It would be just and reasonable to have an actual investigation – not the “he says,” “she says” grilling by a Republican prosecuting attorney with no witnesses in front of the 21-member (17 of them white males) Senate Judiciary Committee that is now scheduled to happen Thursday – and no matter what happens in that Senate committee, the vote to confirm Kavanaugh is already scheduled for Friday. I hope this makes you mad.
Hawaii Senator Mazie Hirono, Democrat, one of only four women on that Senate Judiciary Committee, said on Thursday, September 20th, “I just want to say to the men in this country: Just shut up and step up. Do the right thing, for a change” (“The Maui News, 9/21/18, A 1).
U.S. Senator, Mazie Hirono, Democrat, Hawaii
I wonder what kind of man Jeffery, my kindergarten classmate, grew up to be. That creepy doctor is unlikely have stopped his actions because he just got a letter from me. What about the male college student? Do you think he learned anything from being called in to the Dean’s office and having the young women’s complaints dismissed?
Thank you to the #MeToo Movement, Anita Hill, Dr. Christine Blasey Ford, and all the women and men in the world who speak out and speak up — and don’t give up. And thanks to all the people who are listening and asking for justice.
We are flawed human beings. We all make mistakes, but covering up for others, excusing with “boys will be boys” attitudes, or pushing someone around because you can are not evolved ways to be and don’t help anyone grow or change.
We can together create a better world, but not if people feel they must stay quiet and can’t tell the truth – and when others don’t show respect or listen.
Good luck, Dr. Ford. I’m wishing you strength. Thank you for standing up.
But it is hard to change things alone.
The really frightening aspect of Brett Kavanaugh becoming a U.S. Supreme Court Justice is that he is only 54 years old, the appointment is for life, and his record is of an extremely conservative judge: against women’s rights, immigrant rights, environmental protection, gun restrictions . . .
On this U.S. National Voter Registration Day, September 25, please
- Make sure you are registered to vote,
- Become an informed citizen on local, state, and national issues, and then
- Vote on November 6, 2018.
Michael Moore’s new movie Fahrenheit 11/9 notes that 100 million Americans did not vote in the 2016 Presidential Election!
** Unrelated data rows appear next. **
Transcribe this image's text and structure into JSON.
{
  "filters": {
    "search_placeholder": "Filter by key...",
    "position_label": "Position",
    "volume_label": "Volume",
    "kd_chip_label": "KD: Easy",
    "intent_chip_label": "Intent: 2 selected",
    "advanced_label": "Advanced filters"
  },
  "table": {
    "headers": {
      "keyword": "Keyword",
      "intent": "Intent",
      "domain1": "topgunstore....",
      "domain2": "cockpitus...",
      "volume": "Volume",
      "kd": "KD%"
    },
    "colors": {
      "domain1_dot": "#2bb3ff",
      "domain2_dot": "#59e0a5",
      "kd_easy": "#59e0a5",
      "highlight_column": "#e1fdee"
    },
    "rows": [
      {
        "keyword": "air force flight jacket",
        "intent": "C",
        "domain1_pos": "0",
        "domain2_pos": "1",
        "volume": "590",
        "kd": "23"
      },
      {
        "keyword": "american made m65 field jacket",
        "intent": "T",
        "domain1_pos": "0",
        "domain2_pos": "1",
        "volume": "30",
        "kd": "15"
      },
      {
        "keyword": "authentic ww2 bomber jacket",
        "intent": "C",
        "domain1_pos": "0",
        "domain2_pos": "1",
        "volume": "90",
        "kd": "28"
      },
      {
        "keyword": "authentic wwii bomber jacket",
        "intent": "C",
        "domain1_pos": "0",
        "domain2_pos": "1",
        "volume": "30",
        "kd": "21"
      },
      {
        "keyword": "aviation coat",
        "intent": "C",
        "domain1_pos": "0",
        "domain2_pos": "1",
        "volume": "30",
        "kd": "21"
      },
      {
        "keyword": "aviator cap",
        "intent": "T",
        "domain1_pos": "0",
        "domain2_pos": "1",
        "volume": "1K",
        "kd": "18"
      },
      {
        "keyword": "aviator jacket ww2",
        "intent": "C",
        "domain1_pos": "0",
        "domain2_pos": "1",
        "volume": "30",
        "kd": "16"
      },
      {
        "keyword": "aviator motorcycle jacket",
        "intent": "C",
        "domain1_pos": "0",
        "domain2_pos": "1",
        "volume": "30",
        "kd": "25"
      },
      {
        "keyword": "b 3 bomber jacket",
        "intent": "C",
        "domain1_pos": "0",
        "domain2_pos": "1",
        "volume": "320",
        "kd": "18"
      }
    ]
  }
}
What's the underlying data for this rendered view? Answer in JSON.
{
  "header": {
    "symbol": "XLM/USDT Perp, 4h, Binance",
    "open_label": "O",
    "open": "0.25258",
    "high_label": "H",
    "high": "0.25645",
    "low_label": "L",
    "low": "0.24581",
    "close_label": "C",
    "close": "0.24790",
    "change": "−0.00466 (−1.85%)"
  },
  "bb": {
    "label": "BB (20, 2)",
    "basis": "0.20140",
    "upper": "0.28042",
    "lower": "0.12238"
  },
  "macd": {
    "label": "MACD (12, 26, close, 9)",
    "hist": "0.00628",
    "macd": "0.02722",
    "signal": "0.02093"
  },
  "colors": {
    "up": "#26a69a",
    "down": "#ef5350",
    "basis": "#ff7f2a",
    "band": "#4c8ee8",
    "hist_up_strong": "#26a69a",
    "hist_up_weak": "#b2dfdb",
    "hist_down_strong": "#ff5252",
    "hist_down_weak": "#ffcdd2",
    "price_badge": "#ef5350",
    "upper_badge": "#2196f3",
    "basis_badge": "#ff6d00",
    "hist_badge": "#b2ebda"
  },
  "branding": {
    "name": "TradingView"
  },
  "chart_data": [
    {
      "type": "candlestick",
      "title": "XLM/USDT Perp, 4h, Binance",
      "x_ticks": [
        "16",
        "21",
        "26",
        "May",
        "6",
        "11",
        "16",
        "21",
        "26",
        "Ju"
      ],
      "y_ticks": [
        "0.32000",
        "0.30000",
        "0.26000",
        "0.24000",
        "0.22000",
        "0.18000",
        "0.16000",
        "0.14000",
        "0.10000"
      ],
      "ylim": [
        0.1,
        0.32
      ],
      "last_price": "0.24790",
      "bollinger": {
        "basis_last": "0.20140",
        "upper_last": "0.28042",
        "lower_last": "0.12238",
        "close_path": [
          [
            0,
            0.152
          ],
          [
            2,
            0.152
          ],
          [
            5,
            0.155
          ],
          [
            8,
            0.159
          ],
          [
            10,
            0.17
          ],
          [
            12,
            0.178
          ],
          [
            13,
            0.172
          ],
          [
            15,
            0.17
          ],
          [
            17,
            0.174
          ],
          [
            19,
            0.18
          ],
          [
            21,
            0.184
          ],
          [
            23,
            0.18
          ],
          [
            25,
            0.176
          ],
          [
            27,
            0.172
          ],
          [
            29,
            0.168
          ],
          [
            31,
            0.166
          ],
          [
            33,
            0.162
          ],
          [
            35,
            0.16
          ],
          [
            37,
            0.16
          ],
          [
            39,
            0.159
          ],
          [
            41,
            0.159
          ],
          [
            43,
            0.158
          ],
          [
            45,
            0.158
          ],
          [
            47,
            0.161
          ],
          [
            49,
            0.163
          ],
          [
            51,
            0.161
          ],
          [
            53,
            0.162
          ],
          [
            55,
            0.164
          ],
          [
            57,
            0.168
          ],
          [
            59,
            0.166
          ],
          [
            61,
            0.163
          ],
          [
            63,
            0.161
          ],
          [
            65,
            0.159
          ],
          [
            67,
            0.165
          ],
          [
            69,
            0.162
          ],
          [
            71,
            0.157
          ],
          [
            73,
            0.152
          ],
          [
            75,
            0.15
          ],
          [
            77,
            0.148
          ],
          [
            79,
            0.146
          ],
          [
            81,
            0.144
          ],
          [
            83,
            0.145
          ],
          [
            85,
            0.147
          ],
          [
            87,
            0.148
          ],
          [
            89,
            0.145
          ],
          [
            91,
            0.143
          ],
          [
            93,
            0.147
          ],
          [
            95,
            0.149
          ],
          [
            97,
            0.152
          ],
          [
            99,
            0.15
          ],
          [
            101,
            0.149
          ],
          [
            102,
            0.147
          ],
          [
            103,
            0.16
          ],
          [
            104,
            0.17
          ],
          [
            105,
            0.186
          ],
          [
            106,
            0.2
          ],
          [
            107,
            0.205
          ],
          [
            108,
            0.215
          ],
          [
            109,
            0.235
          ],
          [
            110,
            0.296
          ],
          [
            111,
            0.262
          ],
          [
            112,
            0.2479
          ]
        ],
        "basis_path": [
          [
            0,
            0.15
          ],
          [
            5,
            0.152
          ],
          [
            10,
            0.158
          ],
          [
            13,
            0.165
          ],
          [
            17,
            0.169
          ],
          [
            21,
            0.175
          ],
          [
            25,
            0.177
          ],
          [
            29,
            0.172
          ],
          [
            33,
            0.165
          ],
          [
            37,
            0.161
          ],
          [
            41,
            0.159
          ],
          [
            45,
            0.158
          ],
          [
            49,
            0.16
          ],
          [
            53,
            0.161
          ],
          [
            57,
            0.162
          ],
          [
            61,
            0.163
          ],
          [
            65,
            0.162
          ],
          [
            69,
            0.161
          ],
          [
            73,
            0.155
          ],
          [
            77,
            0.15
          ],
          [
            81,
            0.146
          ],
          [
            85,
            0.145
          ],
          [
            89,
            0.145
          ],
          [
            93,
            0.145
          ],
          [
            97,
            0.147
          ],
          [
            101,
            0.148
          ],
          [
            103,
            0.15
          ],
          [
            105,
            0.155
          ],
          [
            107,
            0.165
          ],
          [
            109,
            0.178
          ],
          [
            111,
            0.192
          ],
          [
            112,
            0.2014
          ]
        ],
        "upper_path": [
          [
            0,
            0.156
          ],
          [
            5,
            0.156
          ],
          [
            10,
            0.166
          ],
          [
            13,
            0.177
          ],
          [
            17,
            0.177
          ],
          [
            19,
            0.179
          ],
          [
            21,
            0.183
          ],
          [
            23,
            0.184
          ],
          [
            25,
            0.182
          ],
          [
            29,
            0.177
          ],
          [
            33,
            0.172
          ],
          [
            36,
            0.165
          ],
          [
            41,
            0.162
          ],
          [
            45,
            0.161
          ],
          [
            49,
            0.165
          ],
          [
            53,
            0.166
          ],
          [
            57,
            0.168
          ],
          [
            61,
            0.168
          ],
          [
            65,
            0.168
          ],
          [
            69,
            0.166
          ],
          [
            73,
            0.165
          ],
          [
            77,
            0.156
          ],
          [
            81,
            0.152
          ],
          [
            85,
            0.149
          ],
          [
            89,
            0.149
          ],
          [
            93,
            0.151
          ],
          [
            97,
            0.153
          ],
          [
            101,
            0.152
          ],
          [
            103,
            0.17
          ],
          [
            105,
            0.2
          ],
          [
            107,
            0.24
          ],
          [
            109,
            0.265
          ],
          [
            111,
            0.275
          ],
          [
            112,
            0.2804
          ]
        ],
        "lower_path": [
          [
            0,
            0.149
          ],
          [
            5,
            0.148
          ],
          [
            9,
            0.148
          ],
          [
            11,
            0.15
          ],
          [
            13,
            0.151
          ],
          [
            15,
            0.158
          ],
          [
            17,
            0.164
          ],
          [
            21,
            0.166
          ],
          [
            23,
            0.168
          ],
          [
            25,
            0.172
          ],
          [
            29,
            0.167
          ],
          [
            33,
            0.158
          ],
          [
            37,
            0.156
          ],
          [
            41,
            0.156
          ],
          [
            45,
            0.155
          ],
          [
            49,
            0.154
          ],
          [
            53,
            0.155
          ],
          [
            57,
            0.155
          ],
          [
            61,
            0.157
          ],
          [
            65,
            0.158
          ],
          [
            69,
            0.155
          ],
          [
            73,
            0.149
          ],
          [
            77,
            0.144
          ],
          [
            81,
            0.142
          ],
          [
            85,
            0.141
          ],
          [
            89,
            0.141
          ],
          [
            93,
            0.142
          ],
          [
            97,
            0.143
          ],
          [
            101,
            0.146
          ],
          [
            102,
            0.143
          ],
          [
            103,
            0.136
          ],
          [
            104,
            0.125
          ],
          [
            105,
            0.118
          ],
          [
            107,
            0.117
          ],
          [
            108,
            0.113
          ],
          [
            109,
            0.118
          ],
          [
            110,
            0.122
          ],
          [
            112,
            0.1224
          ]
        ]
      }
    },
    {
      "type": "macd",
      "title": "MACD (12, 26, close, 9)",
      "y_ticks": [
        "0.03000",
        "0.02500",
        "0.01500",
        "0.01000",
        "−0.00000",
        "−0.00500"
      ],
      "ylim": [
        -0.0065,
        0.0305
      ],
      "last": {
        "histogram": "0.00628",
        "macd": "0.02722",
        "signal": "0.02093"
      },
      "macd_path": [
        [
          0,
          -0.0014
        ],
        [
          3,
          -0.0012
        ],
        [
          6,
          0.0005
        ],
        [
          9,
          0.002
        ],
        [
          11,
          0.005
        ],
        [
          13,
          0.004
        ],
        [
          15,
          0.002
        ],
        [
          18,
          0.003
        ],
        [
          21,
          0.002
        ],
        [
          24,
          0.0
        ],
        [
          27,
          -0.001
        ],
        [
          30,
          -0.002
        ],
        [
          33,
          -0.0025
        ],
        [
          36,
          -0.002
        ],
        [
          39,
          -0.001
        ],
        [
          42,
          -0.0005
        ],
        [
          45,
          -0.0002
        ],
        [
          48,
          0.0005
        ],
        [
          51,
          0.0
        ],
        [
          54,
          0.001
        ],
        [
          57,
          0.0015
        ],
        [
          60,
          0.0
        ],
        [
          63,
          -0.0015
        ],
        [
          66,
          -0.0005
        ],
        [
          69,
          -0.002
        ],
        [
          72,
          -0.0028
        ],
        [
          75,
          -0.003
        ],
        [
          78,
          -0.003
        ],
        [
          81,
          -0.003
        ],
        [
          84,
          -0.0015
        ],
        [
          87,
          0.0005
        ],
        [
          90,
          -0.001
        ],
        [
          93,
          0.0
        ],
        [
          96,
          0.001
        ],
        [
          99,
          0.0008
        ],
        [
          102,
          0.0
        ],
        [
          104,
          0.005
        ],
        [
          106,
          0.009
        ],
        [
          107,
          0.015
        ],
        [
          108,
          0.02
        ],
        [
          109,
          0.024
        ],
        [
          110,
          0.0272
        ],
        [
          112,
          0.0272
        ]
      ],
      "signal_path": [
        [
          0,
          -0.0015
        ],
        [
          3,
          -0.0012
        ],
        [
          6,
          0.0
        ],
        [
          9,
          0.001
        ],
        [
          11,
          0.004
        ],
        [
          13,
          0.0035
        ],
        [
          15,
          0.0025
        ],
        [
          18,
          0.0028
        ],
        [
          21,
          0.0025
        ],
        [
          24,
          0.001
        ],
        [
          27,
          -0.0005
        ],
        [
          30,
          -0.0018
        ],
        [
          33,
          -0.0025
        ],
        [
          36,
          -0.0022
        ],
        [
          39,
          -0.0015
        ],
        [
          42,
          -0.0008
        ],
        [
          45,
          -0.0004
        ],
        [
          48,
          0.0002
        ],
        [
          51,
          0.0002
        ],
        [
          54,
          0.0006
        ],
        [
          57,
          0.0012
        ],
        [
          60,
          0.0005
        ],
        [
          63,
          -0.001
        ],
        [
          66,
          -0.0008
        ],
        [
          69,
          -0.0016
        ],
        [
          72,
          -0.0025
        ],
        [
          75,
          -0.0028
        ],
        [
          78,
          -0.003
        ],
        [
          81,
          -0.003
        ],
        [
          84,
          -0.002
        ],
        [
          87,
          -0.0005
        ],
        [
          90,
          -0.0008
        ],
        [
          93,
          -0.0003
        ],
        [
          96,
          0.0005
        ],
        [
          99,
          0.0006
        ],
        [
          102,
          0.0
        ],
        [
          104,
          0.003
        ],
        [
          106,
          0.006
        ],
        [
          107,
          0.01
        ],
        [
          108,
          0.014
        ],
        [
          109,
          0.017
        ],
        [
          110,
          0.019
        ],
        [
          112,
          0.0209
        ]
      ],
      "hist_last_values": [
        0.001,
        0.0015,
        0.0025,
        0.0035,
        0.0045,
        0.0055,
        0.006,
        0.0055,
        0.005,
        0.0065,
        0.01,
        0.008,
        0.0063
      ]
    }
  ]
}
Get informed — and make your voice heard!
Banner photo: Maui Arts and Cultural Center – photo mauiarts.org